REQUIRED WORK :: For the string "true", search the entries below and copy every line where it appears.

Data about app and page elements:
····················

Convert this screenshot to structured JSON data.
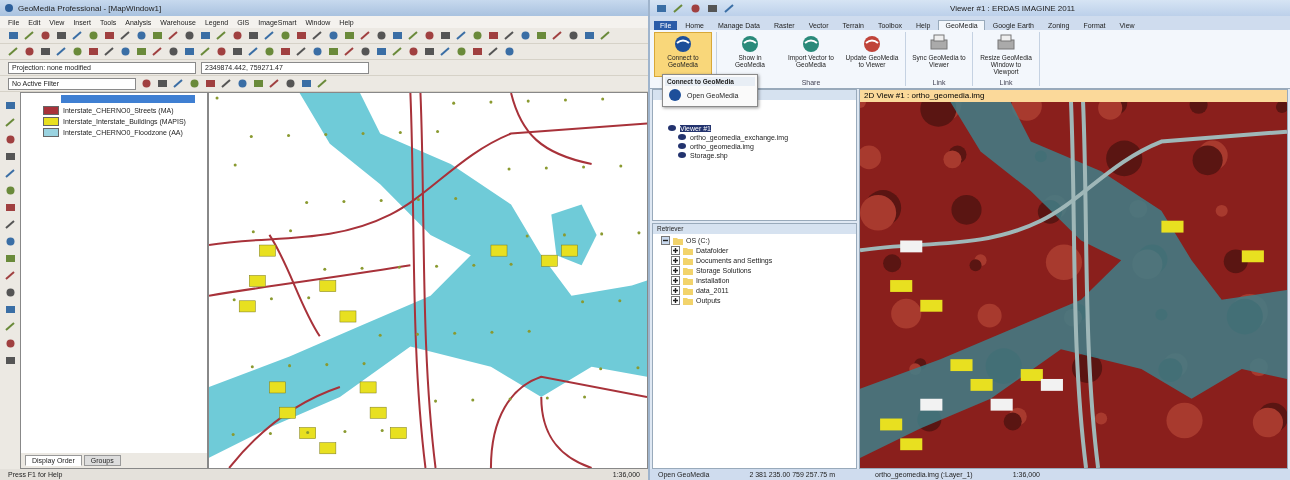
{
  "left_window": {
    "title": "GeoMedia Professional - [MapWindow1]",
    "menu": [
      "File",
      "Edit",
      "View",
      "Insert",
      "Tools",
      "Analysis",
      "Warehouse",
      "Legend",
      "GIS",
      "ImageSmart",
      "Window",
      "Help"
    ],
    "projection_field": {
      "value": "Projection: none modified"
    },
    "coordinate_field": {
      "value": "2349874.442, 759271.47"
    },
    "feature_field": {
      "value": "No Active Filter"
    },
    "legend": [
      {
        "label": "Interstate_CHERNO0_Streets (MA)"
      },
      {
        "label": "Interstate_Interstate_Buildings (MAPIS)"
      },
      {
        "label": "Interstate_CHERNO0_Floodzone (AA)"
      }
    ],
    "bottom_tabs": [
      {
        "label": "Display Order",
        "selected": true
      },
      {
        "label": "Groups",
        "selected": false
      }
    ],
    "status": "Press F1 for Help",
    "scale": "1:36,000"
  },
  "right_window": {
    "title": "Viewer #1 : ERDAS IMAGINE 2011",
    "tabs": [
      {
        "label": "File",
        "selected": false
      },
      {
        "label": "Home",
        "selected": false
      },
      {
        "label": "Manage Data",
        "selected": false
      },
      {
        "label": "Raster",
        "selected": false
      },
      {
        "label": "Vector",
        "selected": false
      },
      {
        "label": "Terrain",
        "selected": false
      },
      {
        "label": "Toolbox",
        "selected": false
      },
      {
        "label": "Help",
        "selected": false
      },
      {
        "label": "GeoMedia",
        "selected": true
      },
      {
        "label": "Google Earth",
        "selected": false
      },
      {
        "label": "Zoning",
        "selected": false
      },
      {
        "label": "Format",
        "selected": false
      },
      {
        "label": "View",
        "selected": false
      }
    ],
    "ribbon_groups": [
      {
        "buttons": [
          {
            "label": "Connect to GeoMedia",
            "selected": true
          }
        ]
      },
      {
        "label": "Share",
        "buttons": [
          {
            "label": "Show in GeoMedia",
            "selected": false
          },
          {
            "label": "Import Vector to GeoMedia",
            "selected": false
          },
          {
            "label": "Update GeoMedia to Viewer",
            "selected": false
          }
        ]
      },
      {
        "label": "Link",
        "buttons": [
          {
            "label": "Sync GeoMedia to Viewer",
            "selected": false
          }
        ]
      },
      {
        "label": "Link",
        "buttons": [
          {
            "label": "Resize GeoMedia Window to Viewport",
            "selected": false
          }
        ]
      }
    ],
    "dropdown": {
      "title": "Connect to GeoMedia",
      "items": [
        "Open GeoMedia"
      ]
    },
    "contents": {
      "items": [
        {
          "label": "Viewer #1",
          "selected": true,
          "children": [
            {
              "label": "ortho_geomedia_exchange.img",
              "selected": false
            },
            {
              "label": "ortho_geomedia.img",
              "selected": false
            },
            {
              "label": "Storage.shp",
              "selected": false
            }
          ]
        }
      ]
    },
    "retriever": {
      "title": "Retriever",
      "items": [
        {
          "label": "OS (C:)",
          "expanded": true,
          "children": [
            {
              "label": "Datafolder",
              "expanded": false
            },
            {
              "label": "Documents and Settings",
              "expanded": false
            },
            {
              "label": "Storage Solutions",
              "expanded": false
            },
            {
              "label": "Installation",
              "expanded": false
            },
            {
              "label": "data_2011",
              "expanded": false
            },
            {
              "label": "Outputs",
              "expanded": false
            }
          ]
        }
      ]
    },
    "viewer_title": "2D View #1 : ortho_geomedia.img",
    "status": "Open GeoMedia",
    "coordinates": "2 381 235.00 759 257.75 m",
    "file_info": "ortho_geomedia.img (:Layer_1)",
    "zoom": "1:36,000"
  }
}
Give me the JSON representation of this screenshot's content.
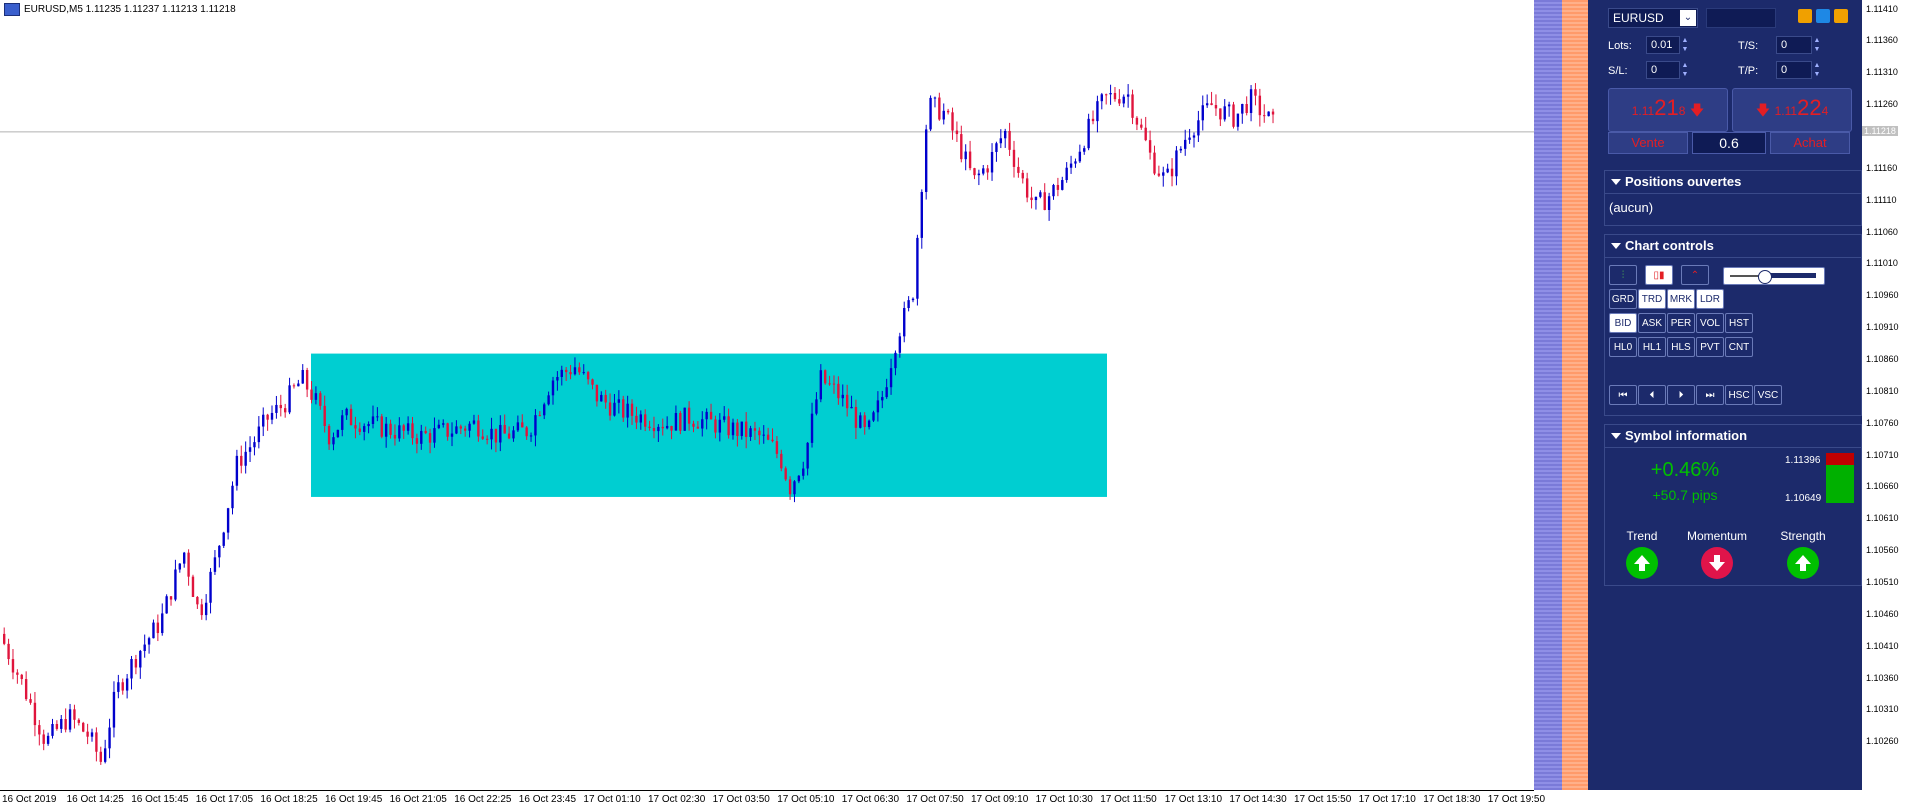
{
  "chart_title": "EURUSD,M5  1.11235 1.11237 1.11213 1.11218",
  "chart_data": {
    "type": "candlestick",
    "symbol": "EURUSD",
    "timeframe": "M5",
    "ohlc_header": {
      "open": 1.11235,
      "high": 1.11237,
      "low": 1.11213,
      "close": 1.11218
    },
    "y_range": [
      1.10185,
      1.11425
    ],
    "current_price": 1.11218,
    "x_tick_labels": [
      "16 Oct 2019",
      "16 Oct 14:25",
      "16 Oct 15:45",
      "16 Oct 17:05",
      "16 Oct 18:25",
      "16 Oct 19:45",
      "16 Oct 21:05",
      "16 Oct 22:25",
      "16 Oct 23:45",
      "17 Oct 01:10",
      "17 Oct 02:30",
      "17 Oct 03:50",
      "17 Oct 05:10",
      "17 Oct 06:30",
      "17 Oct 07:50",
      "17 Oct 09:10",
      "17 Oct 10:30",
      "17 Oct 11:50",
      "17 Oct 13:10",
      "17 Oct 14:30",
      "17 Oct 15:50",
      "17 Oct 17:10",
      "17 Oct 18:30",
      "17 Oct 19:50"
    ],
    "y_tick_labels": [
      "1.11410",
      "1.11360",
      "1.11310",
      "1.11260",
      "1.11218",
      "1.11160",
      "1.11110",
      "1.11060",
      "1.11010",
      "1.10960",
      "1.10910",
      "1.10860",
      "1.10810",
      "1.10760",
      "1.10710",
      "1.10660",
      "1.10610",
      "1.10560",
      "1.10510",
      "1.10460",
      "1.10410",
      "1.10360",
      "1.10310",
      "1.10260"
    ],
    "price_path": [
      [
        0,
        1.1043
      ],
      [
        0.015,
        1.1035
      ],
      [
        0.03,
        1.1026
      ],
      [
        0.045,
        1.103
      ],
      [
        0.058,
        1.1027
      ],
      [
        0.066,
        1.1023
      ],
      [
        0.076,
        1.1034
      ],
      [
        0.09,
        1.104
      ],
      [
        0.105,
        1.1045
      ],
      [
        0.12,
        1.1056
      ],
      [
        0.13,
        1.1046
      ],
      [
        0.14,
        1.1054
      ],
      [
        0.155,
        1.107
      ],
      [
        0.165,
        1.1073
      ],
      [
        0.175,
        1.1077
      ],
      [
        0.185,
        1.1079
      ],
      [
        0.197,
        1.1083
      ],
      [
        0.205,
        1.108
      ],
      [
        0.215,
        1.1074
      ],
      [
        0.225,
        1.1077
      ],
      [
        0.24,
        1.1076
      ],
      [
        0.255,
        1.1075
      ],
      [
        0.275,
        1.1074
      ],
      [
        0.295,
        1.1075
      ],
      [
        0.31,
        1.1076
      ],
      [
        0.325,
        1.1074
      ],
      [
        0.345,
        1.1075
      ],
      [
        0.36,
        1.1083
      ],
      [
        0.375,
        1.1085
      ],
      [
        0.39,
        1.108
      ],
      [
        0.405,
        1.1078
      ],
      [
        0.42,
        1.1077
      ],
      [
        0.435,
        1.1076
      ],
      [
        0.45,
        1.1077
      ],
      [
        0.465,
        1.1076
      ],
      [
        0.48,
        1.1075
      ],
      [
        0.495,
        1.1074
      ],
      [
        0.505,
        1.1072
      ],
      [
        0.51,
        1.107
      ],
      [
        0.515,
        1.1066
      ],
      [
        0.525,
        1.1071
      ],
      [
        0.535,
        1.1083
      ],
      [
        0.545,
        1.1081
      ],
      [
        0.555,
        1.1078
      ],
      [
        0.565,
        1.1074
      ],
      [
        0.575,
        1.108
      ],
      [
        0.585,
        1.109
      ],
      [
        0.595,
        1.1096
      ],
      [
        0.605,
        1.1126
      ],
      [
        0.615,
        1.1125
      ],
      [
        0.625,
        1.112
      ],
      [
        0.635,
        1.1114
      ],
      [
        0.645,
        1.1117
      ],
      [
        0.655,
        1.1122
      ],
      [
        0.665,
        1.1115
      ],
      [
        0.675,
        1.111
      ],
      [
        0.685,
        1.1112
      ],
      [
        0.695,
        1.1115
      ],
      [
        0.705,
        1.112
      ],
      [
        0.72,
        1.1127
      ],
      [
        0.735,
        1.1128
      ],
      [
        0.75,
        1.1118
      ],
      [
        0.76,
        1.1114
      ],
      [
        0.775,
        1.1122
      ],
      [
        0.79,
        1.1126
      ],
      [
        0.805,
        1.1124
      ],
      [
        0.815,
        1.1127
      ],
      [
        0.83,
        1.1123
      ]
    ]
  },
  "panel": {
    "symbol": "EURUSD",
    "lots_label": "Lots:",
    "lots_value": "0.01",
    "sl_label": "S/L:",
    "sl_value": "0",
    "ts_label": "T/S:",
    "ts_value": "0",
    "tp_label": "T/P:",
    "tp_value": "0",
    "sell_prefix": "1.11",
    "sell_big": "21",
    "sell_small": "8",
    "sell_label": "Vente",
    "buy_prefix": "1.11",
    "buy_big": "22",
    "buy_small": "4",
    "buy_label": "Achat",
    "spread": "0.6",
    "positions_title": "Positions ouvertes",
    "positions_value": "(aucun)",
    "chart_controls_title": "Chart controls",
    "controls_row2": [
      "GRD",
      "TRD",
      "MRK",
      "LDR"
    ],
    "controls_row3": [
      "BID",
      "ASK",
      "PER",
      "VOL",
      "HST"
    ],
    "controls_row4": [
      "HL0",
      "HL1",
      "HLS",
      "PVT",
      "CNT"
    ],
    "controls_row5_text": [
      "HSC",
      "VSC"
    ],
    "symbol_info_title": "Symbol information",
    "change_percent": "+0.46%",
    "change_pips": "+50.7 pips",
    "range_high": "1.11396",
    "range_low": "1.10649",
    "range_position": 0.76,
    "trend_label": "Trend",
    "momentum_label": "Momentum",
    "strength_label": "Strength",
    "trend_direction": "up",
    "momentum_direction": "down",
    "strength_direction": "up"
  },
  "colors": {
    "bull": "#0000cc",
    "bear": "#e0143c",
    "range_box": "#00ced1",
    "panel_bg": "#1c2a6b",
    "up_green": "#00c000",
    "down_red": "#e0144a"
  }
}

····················

SOLUTION FOR THIS EXERCISE ::
        "selected": true
        "selected": true
            "selected": true
          "selected": true,
          "expanded": true,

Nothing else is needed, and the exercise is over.